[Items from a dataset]
········
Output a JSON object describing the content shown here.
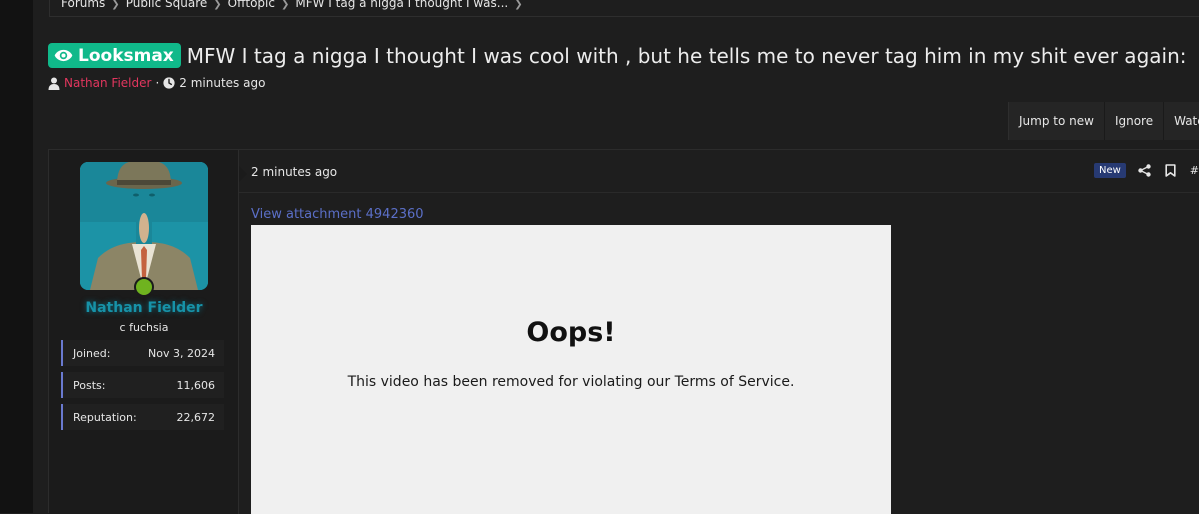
{
  "breadcrumb": {
    "items": [
      "Forums",
      "Public Square",
      "Offtopic",
      "MFW I tag a nigga I thought I was..."
    ]
  },
  "thread": {
    "prefix": "Looksmax",
    "title": "MFW I tag a nigga I thought I was cool with , but he tells me to never tag him in my shit ever again:",
    "author": "Nathan Fielder",
    "meta_separator": "·",
    "time": "2 minutes ago"
  },
  "actions": {
    "jump_to_new": "Jump to new",
    "ignore": "Ignore",
    "watch": "Watch"
  },
  "post": {
    "user": {
      "name": "Nathan Fielder",
      "title": "c fuchsia",
      "stats": [
        {
          "label": "Joined:",
          "value": "Nov 3, 2024"
        },
        {
          "label": "Posts:",
          "value": "11,606"
        },
        {
          "label": "Reputation:",
          "value": "22,672"
        }
      ]
    },
    "date": "2 minutes ago",
    "badge": "New",
    "hash": "#",
    "attachment_link": "View attachment 4942360",
    "video": {
      "heading": "Oops!",
      "message": "This video has been removed for violating our Terms of Service."
    }
  },
  "colors": {
    "prefix_badge": "#10b98a",
    "author_link": "#e2365e",
    "username": "#1792a8",
    "new_badge": "#273a73",
    "stat_border": "#6a7ad0",
    "attachment_link": "#5b6fc7",
    "online_dot": "#6fb31f"
  },
  "icons": {
    "prefix": "eye-icon",
    "author": "user-icon",
    "time": "clock-icon",
    "share": "share-icon",
    "bookmark": "bookmark-icon",
    "breadcrumb_separator": "chevron-right-icon"
  }
}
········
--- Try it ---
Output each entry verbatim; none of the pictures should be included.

--- Response ---
Output a JSON object describing the content shown here.
{
  "breadcrumb": {
    "items": [
      "Forums",
      "Public Square",
      "Offtopic",
      "MFW I tag a nigga I thought I was..."
    ]
  },
  "thread": {
    "prefix": "Looksmax",
    "title": "MFW I tag a nigga I thought I was cool with , but he tells me to never tag him in my shit ever again:",
    "author": "Nathan Fielder",
    "meta_separator": "·",
    "time": "2 minutes ago"
  },
  "actions": {
    "jump_to_new": "Jump to new",
    "ignore": "Ignore",
    "watch": "Watch"
  },
  "post": {
    "user": {
      "name": "Nathan Fielder",
      "title": "c fuchsia",
      "stats": [
        {
          "label": "Joined:",
          "value": "Nov 3, 2024"
        },
        {
          "label": "Posts:",
          "value": "11,606"
        },
        {
          "label": "Reputation:",
          "value": "22,672"
        }
      ]
    },
    "date": "2 minutes ago",
    "badge": "New",
    "hash": "#",
    "attachment_link": "View attachment 4942360",
    "video": {
      "heading": "Oops!",
      "message": "This video has been removed for violating our Terms of Service."
    }
  },
  "colors": {
    "prefix_badge": "#10b98a",
    "author_link": "#e2365e",
    "username": "#1792a8",
    "new_badge": "#273a73",
    "stat_border": "#6a7ad0",
    "attachment_link": "#5b6fc7",
    "online_dot": "#6fb31f"
  },
  "icons": {
    "prefix": "eye-icon",
    "author": "user-icon",
    "time": "clock-icon",
    "share": "share-icon",
    "bookmark": "bookmark-icon",
    "breadcrumb_separator": "chevron-right-icon"
  }
}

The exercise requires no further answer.